> DIRECTIONS FOR THIS TASK
Go through the records and report each line holding the string "JSON".
·····
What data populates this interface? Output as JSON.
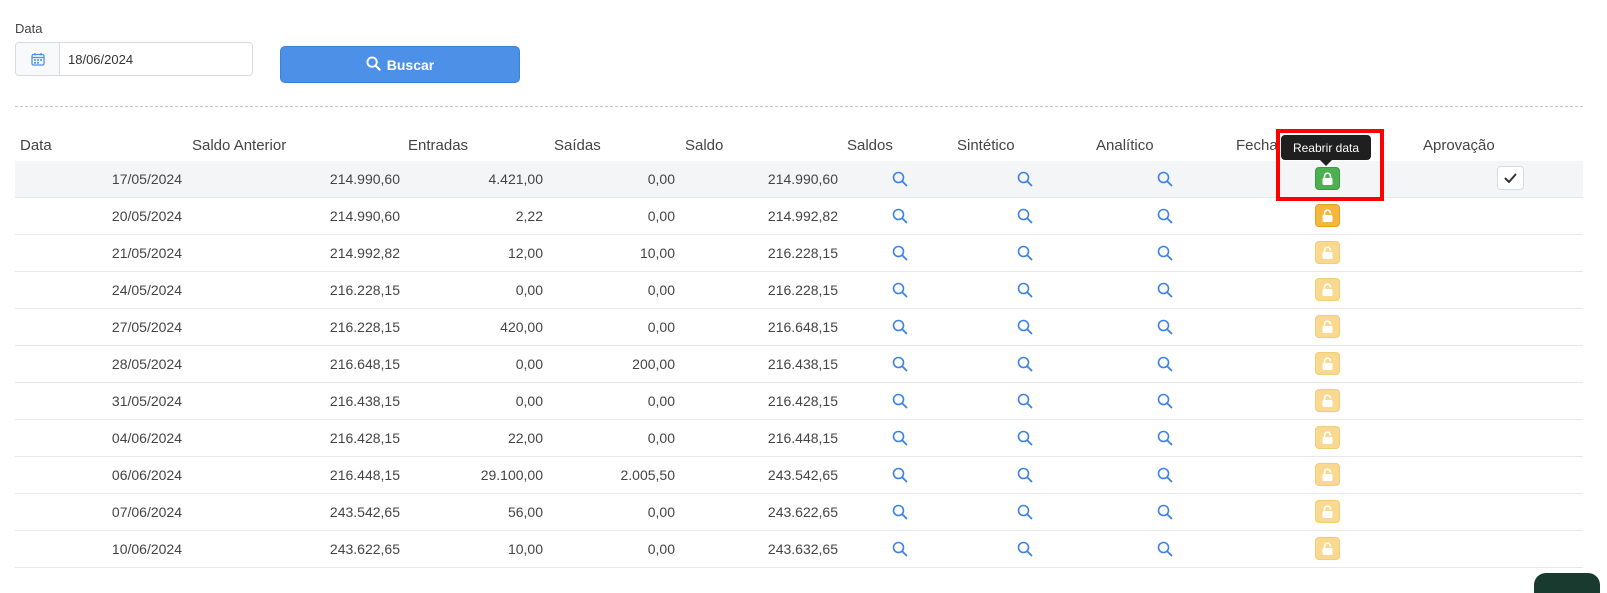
{
  "filter": {
    "date_label": "Data",
    "date_value": "18/06/2024",
    "calendar_icon": "calendar-icon",
    "search_label": "Buscar",
    "search_icon": "search-icon",
    "accent_color": "#4d90e8"
  },
  "table": {
    "headers": {
      "data": "Data",
      "saldo_anterior": "Saldo Anterior",
      "entradas": "Entradas",
      "saidas": "Saídas",
      "saldo": "Saldo",
      "saldos": "Saldos",
      "sintetico": "Sintético",
      "analitico": "Analítico",
      "fechamento": "Fecha",
      "aprovacao": "Aprovação"
    },
    "rows": [
      {
        "data": "17/05/2024",
        "saldo_anterior": "214.990,60",
        "entradas": "4.421,00",
        "saidas": "0,00",
        "saldo": "214.990,60",
        "lock": "closed"
      },
      {
        "data": "20/05/2024",
        "saldo_anterior": "214.990,60",
        "entradas": "2,22",
        "saidas": "0,00",
        "saldo": "214.992,82",
        "lock": "open"
      },
      {
        "data": "21/05/2024",
        "saldo_anterior": "214.992,82",
        "entradas": "12,00",
        "saidas": "10,00",
        "saldo": "216.228,15",
        "lock": "disabled"
      },
      {
        "data": "24/05/2024",
        "saldo_anterior": "216.228,15",
        "entradas": "0,00",
        "saidas": "0,00",
        "saldo": "216.228,15",
        "lock": "disabled"
      },
      {
        "data": "27/05/2024",
        "saldo_anterior": "216.228,15",
        "entradas": "420,00",
        "saidas": "0,00",
        "saldo": "216.648,15",
        "lock": "disabled"
      },
      {
        "data": "28/05/2024",
        "saldo_anterior": "216.648,15",
        "entradas": "0,00",
        "saidas": "200,00",
        "saldo": "216.438,15",
        "lock": "disabled"
      },
      {
        "data": "31/05/2024",
        "saldo_anterior": "216.438,15",
        "entradas": "0,00",
        "saidas": "0,00",
        "saldo": "216.428,15",
        "lock": "disabled"
      },
      {
        "data": "04/06/2024",
        "saldo_anterior": "216.428,15",
        "entradas": "22,00",
        "saidas": "0,00",
        "saldo": "216.448,15",
        "lock": "disabled"
      },
      {
        "data": "06/06/2024",
        "saldo_anterior": "216.448,15",
        "entradas": "29.100,00",
        "saidas": "2.005,50",
        "saldo": "243.542,65",
        "lock": "disabled"
      },
      {
        "data": "07/06/2024",
        "saldo_anterior": "243.542,65",
        "entradas": "56,00",
        "saidas": "0,00",
        "saldo": "243.622,65",
        "lock": "disabled"
      },
      {
        "data": "10/06/2024",
        "saldo_anterior": "243.622,65",
        "entradas": "10,00",
        "saidas": "0,00",
        "saldo": "243.632,65",
        "lock": "disabled"
      }
    ],
    "colors": {
      "lock_closed": "#4caf50",
      "lock_open": "#f5b63b",
      "lock_disabled": "#f9d88f",
      "search_icon": "#3b82e6"
    }
  },
  "tooltip": {
    "text": "Reabrir data"
  }
}
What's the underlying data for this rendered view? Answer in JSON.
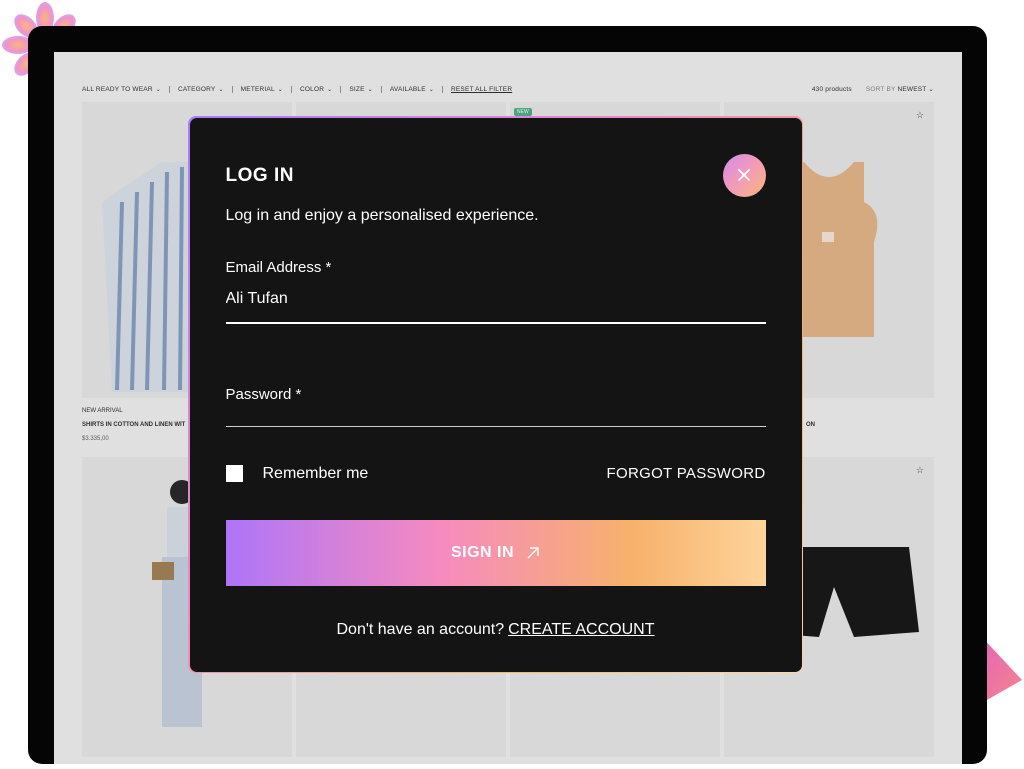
{
  "filters": {
    "items": [
      "ALL READY TO WEAR",
      "CATEGORY",
      "METERIAL",
      "COLOR",
      "SIZE",
      "AVAILABLE"
    ],
    "reset": "RESET ALL FILTER",
    "count": "430 products",
    "sort_label": "SORT BY",
    "sort_value": "NEWEST"
  },
  "products": {
    "p1_tag": "NEW ARRIVAL",
    "p1_name": "SHIRTS IN COTTON AND LINEN WIT",
    "p1_price": "$3.335,00",
    "p2_badge": "NEW",
    "p4_name_tail": "ON"
  },
  "modal": {
    "title": "LOG IN",
    "subtitle": "Log in and enjoy a personalised experience.",
    "email_label": "Email Address *",
    "email_value": "Ali Tufan",
    "password_label": "Password *",
    "remember_label": "Remember me",
    "forgot_label": "FORGOT PASSWORD",
    "signin_label": "SIGN IN",
    "footer_text": "Don't have an account?",
    "create_label": "CREATE ACCOUNT"
  },
  "icons": {
    "close": "close-icon",
    "arrow": "arrow-up-right-icon",
    "chevron": "chevron-down-icon",
    "star": "star-icon"
  },
  "colors": {
    "modal_bg": "#141414",
    "gradient_start": "#ae75f8",
    "gradient_mid": "#f68bbf",
    "gradient_end": "#fed49a",
    "frame": "#050505"
  }
}
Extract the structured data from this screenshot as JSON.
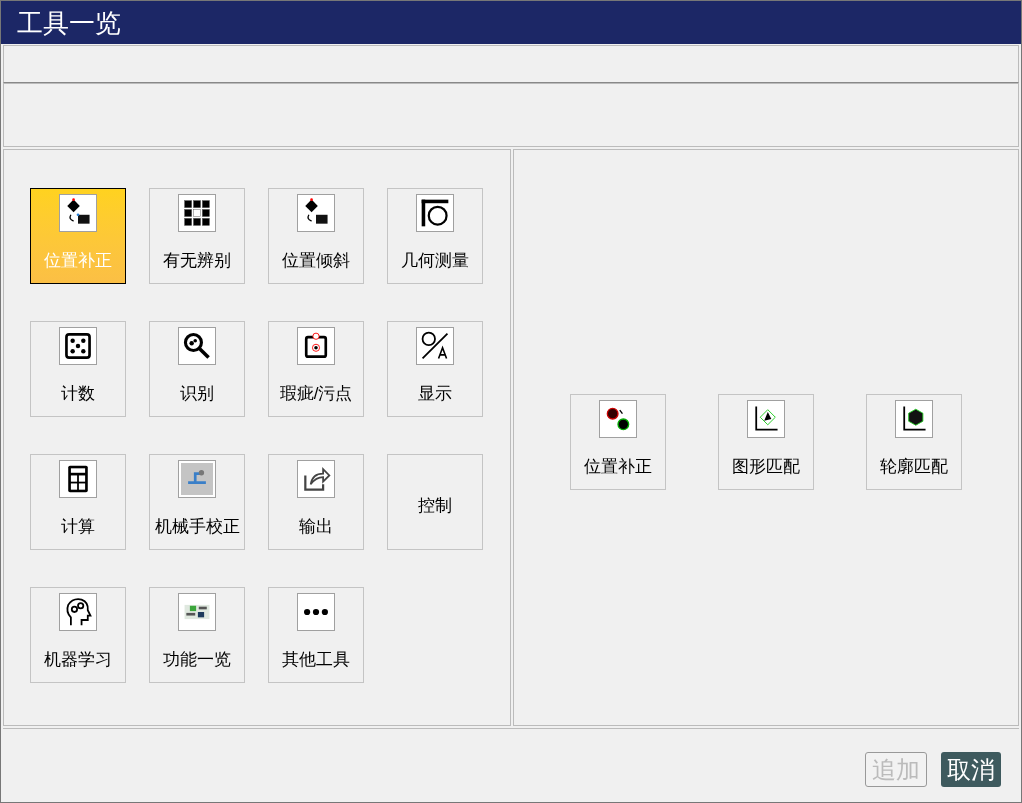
{
  "window": {
    "title": "工具一览"
  },
  "tools": [
    {
      "label": "位置补正",
      "kind": "icon",
      "selected": true
    },
    {
      "label": "有无辨别",
      "kind": "icon",
      "selected": false
    },
    {
      "label": "位置倾斜",
      "kind": "icon",
      "selected": false
    },
    {
      "label": "几何测量",
      "kind": "icon",
      "selected": false
    },
    {
      "label": "计数",
      "kind": "icon",
      "selected": false
    },
    {
      "label": "识别",
      "kind": "icon",
      "selected": false
    },
    {
      "label": "瑕疵/污点",
      "kind": "icon",
      "selected": false
    },
    {
      "label": "显示",
      "kind": "icon",
      "selected": false
    },
    {
      "label": "计算",
      "kind": "icon",
      "selected": false
    },
    {
      "label": "机械手校正",
      "kind": "icon",
      "selected": false
    },
    {
      "label": "输出",
      "kind": "icon",
      "selected": false
    },
    {
      "label": "控制",
      "kind": "plain",
      "selected": false
    },
    {
      "label": "机器学习",
      "kind": "icon",
      "selected": false
    },
    {
      "label": "功能一览",
      "kind": "icon",
      "selected": false
    },
    {
      "label": "其他工具",
      "kind": "icon",
      "selected": false
    }
  ],
  "sub_tools": [
    {
      "label": "位置补正"
    },
    {
      "label": "图形匹配"
    },
    {
      "label": "轮廓匹配"
    }
  ],
  "buttons": [
    {
      "label": "追加",
      "disabled": true
    },
    {
      "label": "取消",
      "disabled": false
    }
  ]
}
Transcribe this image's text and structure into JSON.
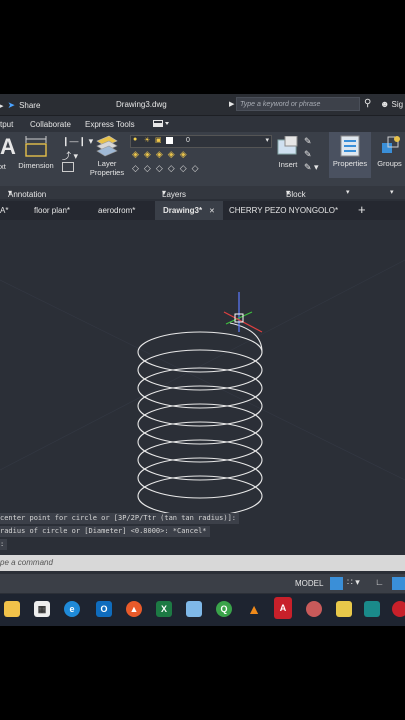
{
  "titlebar": {
    "share_label": "Share",
    "document": "Drawing3.dwg",
    "search_placeholder": "Type a keyword or phrase",
    "user_label": "Sig"
  },
  "menu": {
    "items": [
      "tput",
      "Collaborate",
      "Express Tools"
    ]
  },
  "ribbon": {
    "dimension_label": "Dimension",
    "text_label": "xt",
    "layer_properties_line1": "Layer",
    "layer_properties_line2": "Properties",
    "layer_value": "0",
    "insert_label": "Insert",
    "properties_label": "Properties",
    "groups_label": "Groups",
    "panels": {
      "annotation": "Annotation",
      "layers": "Layers",
      "block": "Block"
    }
  },
  "filetabs": {
    "items": [
      "A*",
      "floor plan*",
      "aerodrom*",
      "Drawing3*",
      "CHERRY PEZO NYONGOLO*"
    ],
    "active_index": 3,
    "close_symbol": "✕",
    "add_symbol": "+"
  },
  "command": {
    "history": [
      "center point for circle or [3P/2P/Ttr (tan tan radius)]:",
      "radius of circle or [Diameter] <0.8000>: *Cancel*",
      ":"
    ],
    "prompt_placeholder": "pe a command"
  },
  "status": {
    "model_label": "MODEL"
  },
  "colors": {
    "canvas_bg": "#2b2f37",
    "ribbon_bg": "#3a3f48",
    "accent_blue": "#3a8fd8",
    "ucs_red": "#e04040",
    "ucs_green": "#3fbf3f",
    "ucs_blue": "#5b7bff"
  },
  "taskbar": {
    "icons": [
      "file-explorer-icon",
      "store-icon",
      "edge-icon",
      "outlook-icon",
      "brave-icon",
      "excel-icon",
      "app-icon",
      "qgis-icon",
      "vlc-icon",
      "autocad-icon",
      "app2-icon",
      "app3-icon",
      "app4-icon",
      "app5-icon"
    ]
  }
}
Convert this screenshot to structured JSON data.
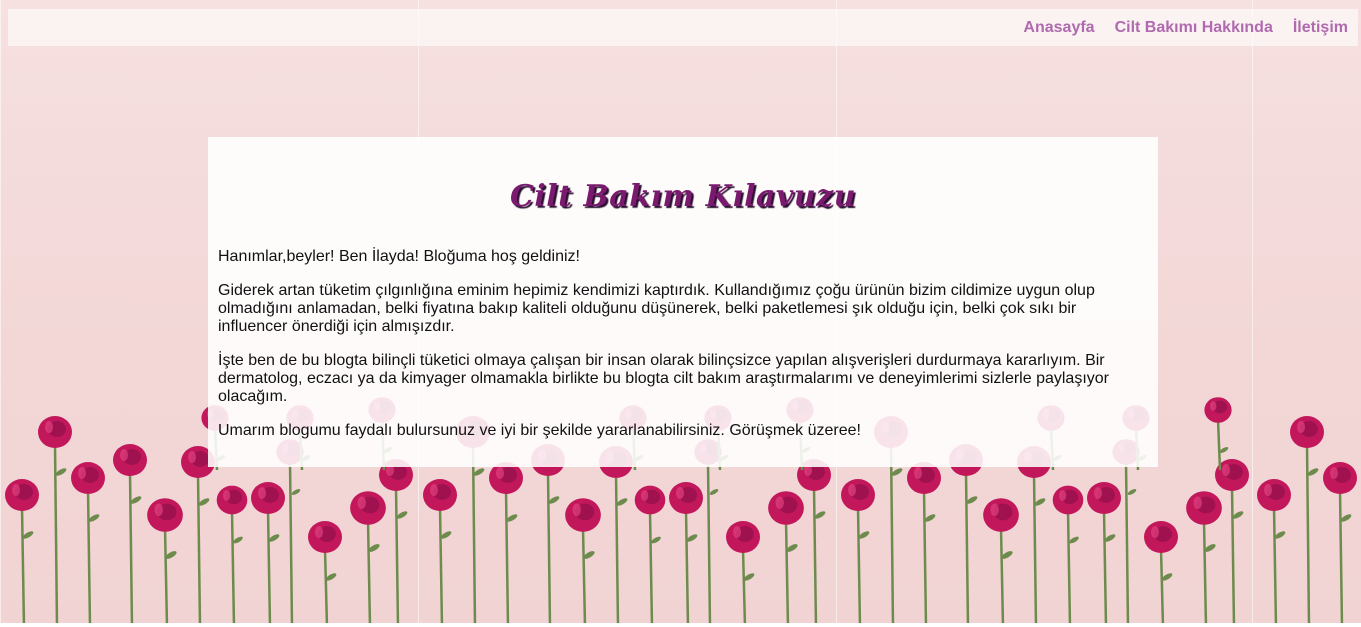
{
  "nav": {
    "items": [
      {
        "label": "Anasayfa"
      },
      {
        "label": "Cilt Bakımı Hakkında"
      },
      {
        "label": "İletişim"
      }
    ]
  },
  "main": {
    "title": "Cilt Bakım Kılavuzu",
    "paragraphs": [
      "Hanımlar,beyler! Ben İlayda! Bloğuma hoş geldiniz!",
      "Giderek artan tüketim çılgınlığına eminim hepimiz kendimizi kaptırdık. Kullandığımız çoğu ürünün bizim cildimize uygun olup olmadığını anlamadan, belki fiyatına bakıp kaliteli olduğunu düşünerek, belki paketlemesi şık olduğu için, belki çok sıkı bir influencer önerdiği için almışızdır.",
      "İşte ben de bu blogta bilinçli tüketici olmaya çalışan bir insan olarak bilinçsizce yapılan alışverişleri durdurmaya kararlıyım. Bir dermatolog, eczacı ya da kimyager olmamakla birlikte bu blogta cilt bakım araştırmalarımı ve deneyimlerimi sizlerle paylaşıyor olacağım.",
      "Umarım blogumu faydalı bulursunuz ve iyi bir şekilde yararlanabilirsiniz. Görüşmek üzeree!"
    ]
  },
  "background": {
    "image": "roses-tile",
    "colors": {
      "pink": "#f3d7d7",
      "rose": "#c2185b",
      "stem": "#6e8b4e"
    }
  },
  "colors": {
    "nav_link": "#b06aaf",
    "title": "#7a1a6e"
  }
}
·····
> SOLUTION BELOW
What data populates this interface? Output as JSON.
What's the underlying data for this rendered view? Answer in JSON.
Extract the structured data from this screenshot as JSON.
Transcribe this image's text and structure into JSON.
Convert this screenshot to structured JSON data.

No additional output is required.